My father died two years ago today.
He died three weeks after a doctor diagnosed him with stage four lung and liver cancer. He died three weeks after the same doctor's ice blue eyes flitted around the room as he told me my father's prognosis.
"A year? Nine months. Maybe six."
The doctor's lips had curled into a quick smile and then snapped into a somber line. It was like a door slamming shut. He had turned on his heels. Case closed. And I knew it wasn't going to be a year, nine months, not even six. I knew the end was much, much closer.
When my dad died, I was relieved. For two days, he'd sounded like a drowning man. His body gurgled, gasped and rattled. The nurse had called it wet respirations. She explained that it was due to the accumulation of secretions in the throat and airway. Since my dad could no longer clear his throat or swallow, the secretions banged around in his chest. Another name for this is the death rattle, she explained. Until that moment, I had thought the death rattle happened for a few seconds. Then the person gasped and died—at least that's how it was always portrayed in movies. I had no idea it could continue on and agonizingly on—my father flailing in an ocean where no one could rescue him.
In the middle of the night, the noise had finally stopped. My sister had nudged me, "dad's dead."
I had drifted off to sleep with a pillow over my head to silence dad's cacophony. The words were like a tsunami of freezing water. Then I opened my eyes and jumped up. My parents' condo which we'd converted to a makeshift hospice was quiet. No gurgling. No hissing. Just the tick of the second hand clock on the wall. I checked the clock. It seemed important to know the time.
5:15 a.m. September 17, 2010.
I walked into the room where dad had died. When you hear people talk about seeing a dead person, most say, 'he looked so peaceful'. Or 'he looked like an angel'. Or 'he looked so content'.
I had thought about all these things I'd heard people say as I looked at my father. I didn't see it. To me, dad looked dead. He looked like a body without life. I realized that a body without life doesn't resemble the person who inhabited it. I had wished I could say he looked peaceful or happy or in another place. But no. Dad's eyes were like tiny slits. His mouth hung open as if his jaw was unhinged.
This is not dad, I had thought.
During the few days before dad died, I had wanted my dad to die. When he finally died, I had felt like a disconnected observer. I felt it wasn't really happening.
My dad's dead body was in front of me, but it didn't make sense to me. I had thought, 'okay, my father had finished with this horrible dying thing. Let's go find him and tell him it's over. Now he can go back to being dad.'

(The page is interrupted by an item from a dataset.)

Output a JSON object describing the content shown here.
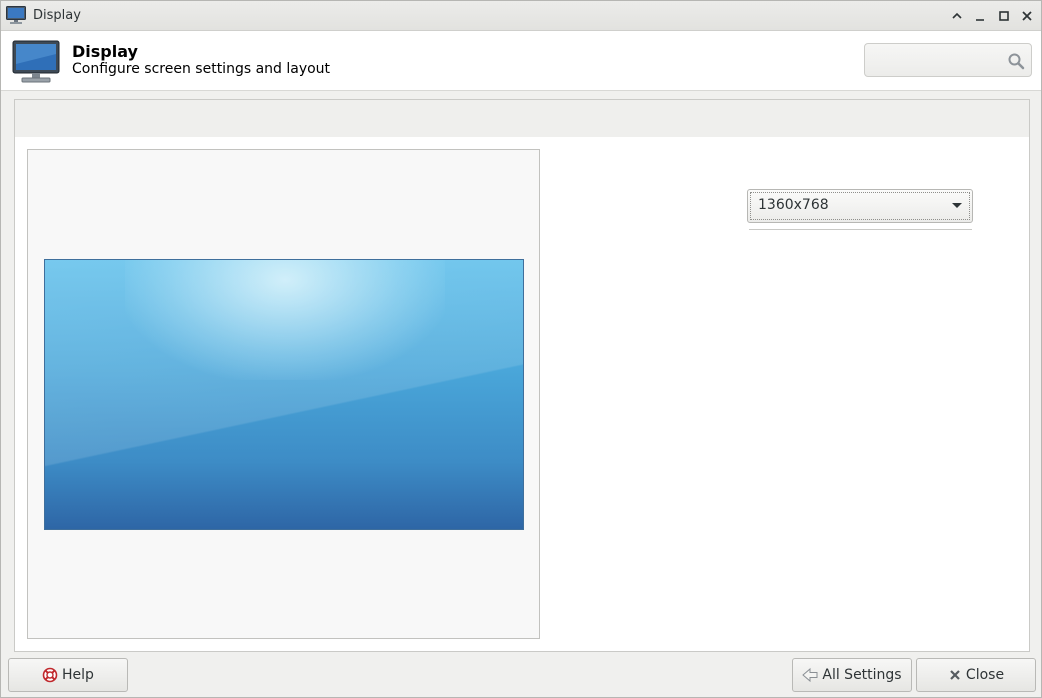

During those days after my father died, I had thought so many things that now seem like dreams. I had thought my father would be back. Even though death is always lurking, it somehow seemed impossible to me that it could actually happen to my dad. That someone who had been such a powerful force in my life could just disappear. I had also thought my sister and I—who though we are so completely different—would stay as close as we'd become during those last few weeks.

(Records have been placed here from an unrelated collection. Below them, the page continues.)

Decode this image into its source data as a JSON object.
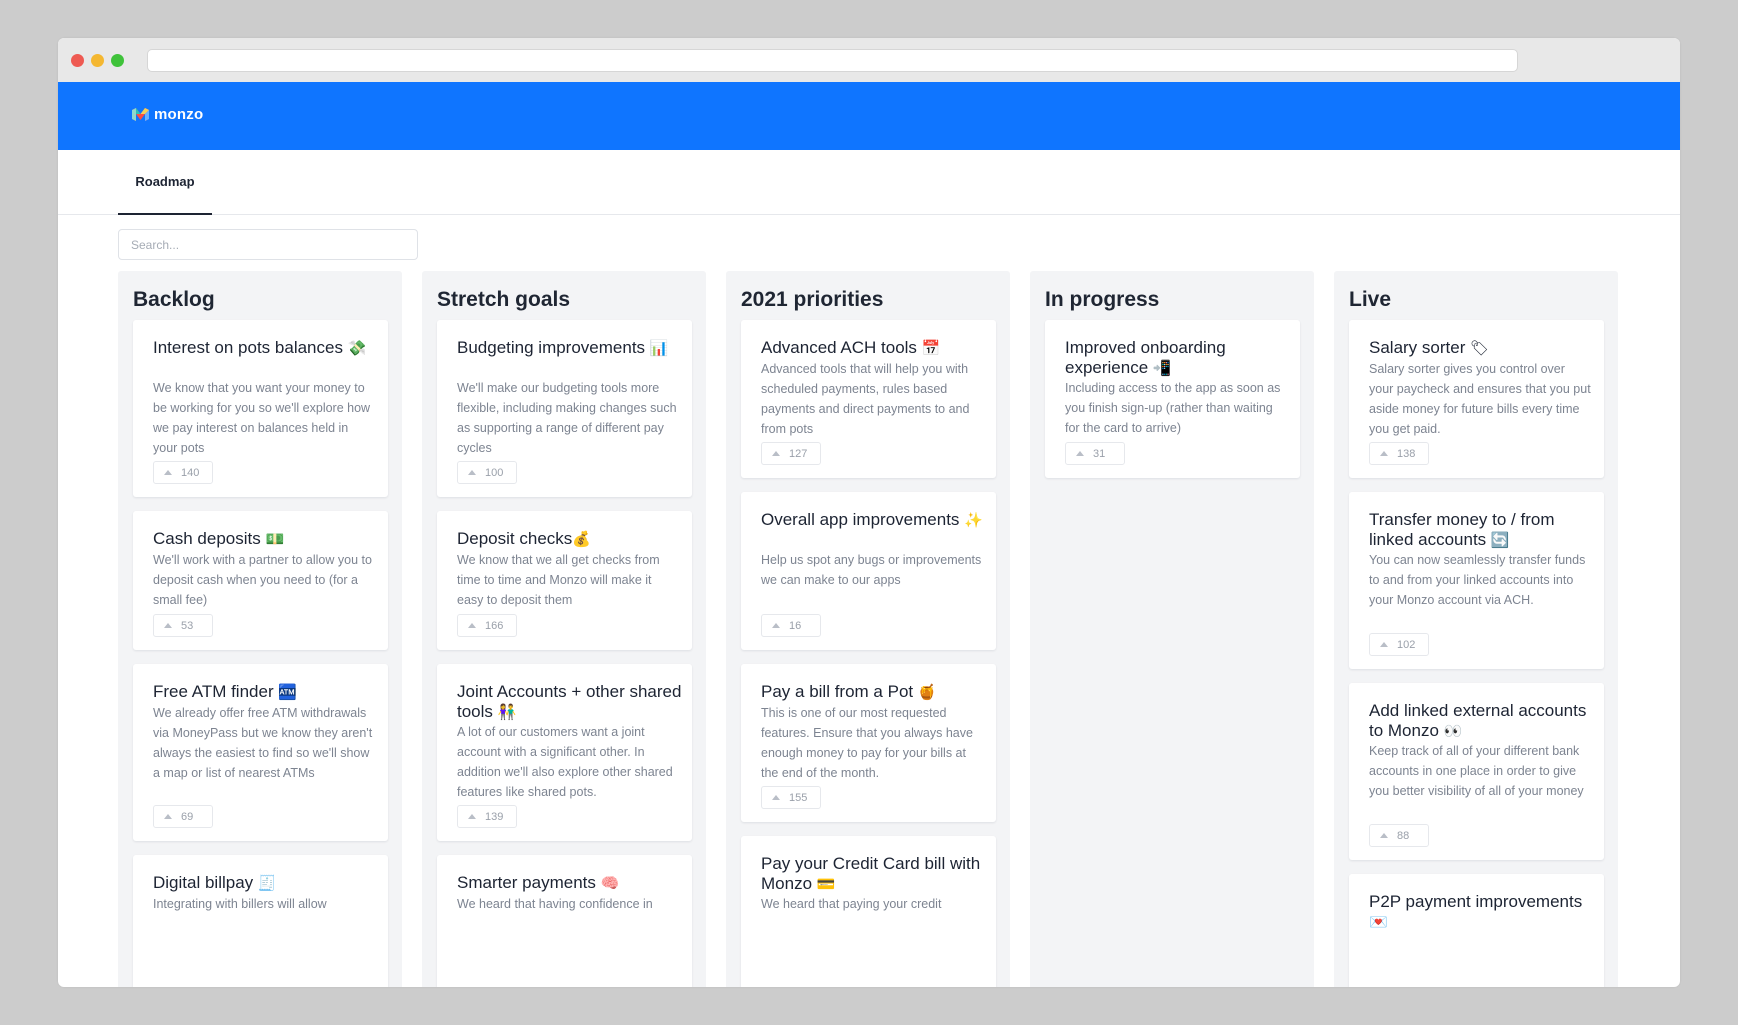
{
  "app": {
    "logo_text": "monzo"
  },
  "tabs": [
    {
      "label": "Roadmap"
    }
  ],
  "search": {
    "placeholder": "Search..."
  },
  "columns": [
    {
      "title": "Backlog",
      "cards": [
        {
          "title": "Interest on pots balances",
          "emoji": "💸",
          "description": "We know that you want your money to be working for you so we'll explore how we pay interest on balances held in your pots",
          "votes": "140"
        },
        {
          "title": "Cash deposits",
          "emoji": "💵",
          "description": "We'll work with a partner to allow you to deposit cash when you need to (for a small fee)",
          "votes": "53"
        },
        {
          "title": "Free ATM finder",
          "emoji": "🏧",
          "description": "We already offer free ATM withdrawals via MoneyPass but we know they aren't always the easiest to find so we'll show a map or list of nearest ATMs",
          "votes": "69"
        },
        {
          "title": "Digital billpay",
          "emoji": "🧾",
          "description": "Integrating with billers will allow",
          "votes": ""
        }
      ]
    },
    {
      "title": "Stretch goals",
      "cards": [
        {
          "title": "Budgeting improvements",
          "emoji": "📊",
          "description": "We'll make our budgeting tools more flexible, including making changes such as supporting a range of different pay cycles",
          "votes": "100"
        },
        {
          "title": "Deposit checks",
          "emoji": "💰",
          "description": "We know that we all get checks from time to time and Monzo will make it easy to deposit them",
          "votes": "166"
        },
        {
          "title": "Joint Accounts + other shared tools",
          "emoji": "👫",
          "description": "A lot of our customers want a joint account with a significant other. In addition we'll also explore other shared features like shared pots.",
          "votes": "139"
        },
        {
          "title": "Smarter payments",
          "emoji": "🧠",
          "description": "We heard that having confidence in",
          "votes": ""
        }
      ]
    },
    {
      "title": "2021 priorities",
      "cards": [
        {
          "title": "Advanced ACH tools",
          "emoji": "📅",
          "description": "Advanced tools that will help you with scheduled payments, rules based payments and direct payments to and from pots",
          "votes": "127"
        },
        {
          "title": "Overall app improvements",
          "emoji": "✨",
          "description": "Help us spot any bugs or improvements we can make to our apps",
          "votes": "16"
        },
        {
          "title": "Pay a bill from a Pot",
          "emoji": "🍯",
          "description": "This is one of our most requested features. Ensure that you always have enough money to pay for your bills at the end of the month.",
          "votes": "155"
        },
        {
          "title": "Pay your Credit Card bill with Monzo",
          "emoji": "💳",
          "description": "We heard that paying your credit",
          "votes": ""
        }
      ]
    },
    {
      "title": "In progress",
      "cards": [
        {
          "title": "Improved onboarding experience",
          "emoji": "📲",
          "description": "Including access to the app as soon as you finish sign-up (rather than waiting for the card to arrive)",
          "votes": "31"
        }
      ]
    },
    {
      "title": "Live",
      "cards": [
        {
          "title": "Salary sorter",
          "emoji": "🏷",
          "description": "Salary sorter gives you control over your paycheck and ensures that you put aside money for future bills every time you get paid.",
          "votes": "138"
        },
        {
          "title": "Transfer money to / from linked accounts",
          "emoji": "🔄",
          "description": "You can now seamlessly transfer funds to and from your linked accounts into your Monzo account via ACH.",
          "votes": "102"
        },
        {
          "title": "Add linked external accounts to Monzo",
          "emoji": "👀",
          "description": "Keep track of all of your different bank accounts in one place in order to give you better visibility of all of your money",
          "votes": "88"
        },
        {
          "title": "P2P payment improvements",
          "emoji": "💌",
          "description": "",
          "votes": ""
        }
      ]
    }
  ]
}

Two years later, the dynamics of my family have perhaps irrevocably changed. Before dad died, the holidays were a no-brainer, my extended family—my sister's family, my parents, my family—would, of course, celebrate together. Somewhere. A few months after my father died, my sister and I stopped talking for reasons that are cliché, but I won't elaborate on. Before my father died, my sister and I talked nearly every day. Estranged was a word I always imagined applied to other people. Never me. I thought I was too evolved for such nonsense. When people would tell me about their estrangements, I'd say (probably like a pompous ass), "life is too short." They'd look at me like I just didn't get it. I understand now. Sometimes you need to be estranged precisely because life is too short. It's too short for the drama, the stress, the game of pretending things are all right when, in fact, that is nowhere near the case.

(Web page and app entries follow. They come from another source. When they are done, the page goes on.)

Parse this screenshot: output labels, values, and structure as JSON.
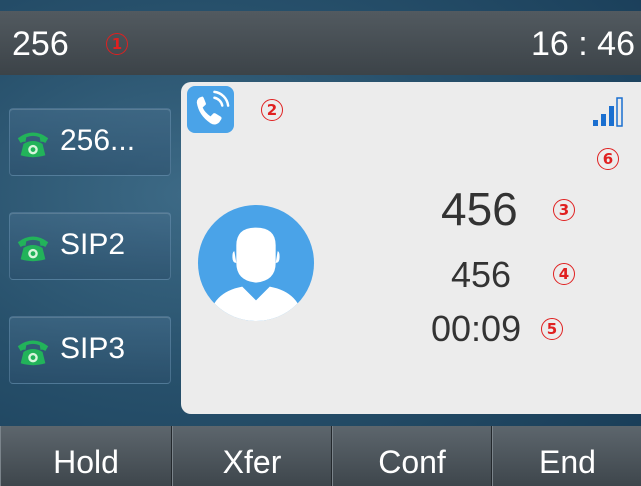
{
  "status_bar": {
    "account": "256",
    "time": "16 : 46"
  },
  "markers": [
    "1",
    "2",
    "3",
    "4",
    "5",
    "6"
  ],
  "line_keys": [
    {
      "label": "256...",
      "icon": "green-phone-icon"
    },
    {
      "label": "SIP2",
      "icon": "green-phone-icon"
    },
    {
      "label": "SIP3",
      "icon": "green-phone-icon"
    }
  ],
  "call": {
    "name": "456",
    "number": "456",
    "duration": "00:09"
  },
  "softkeys": [
    "Hold",
    "Xfer",
    "Conf",
    "End"
  ],
  "colors": {
    "accent_blue": "#4aa3e8",
    "phone_green": "#22b35a",
    "marker_red": "#e02020",
    "signal_blue": "#1a6fd0"
  }
}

When dad died, I didn't realize how the death of a person is the death of so much more than the death of the person. Two years later, I get it.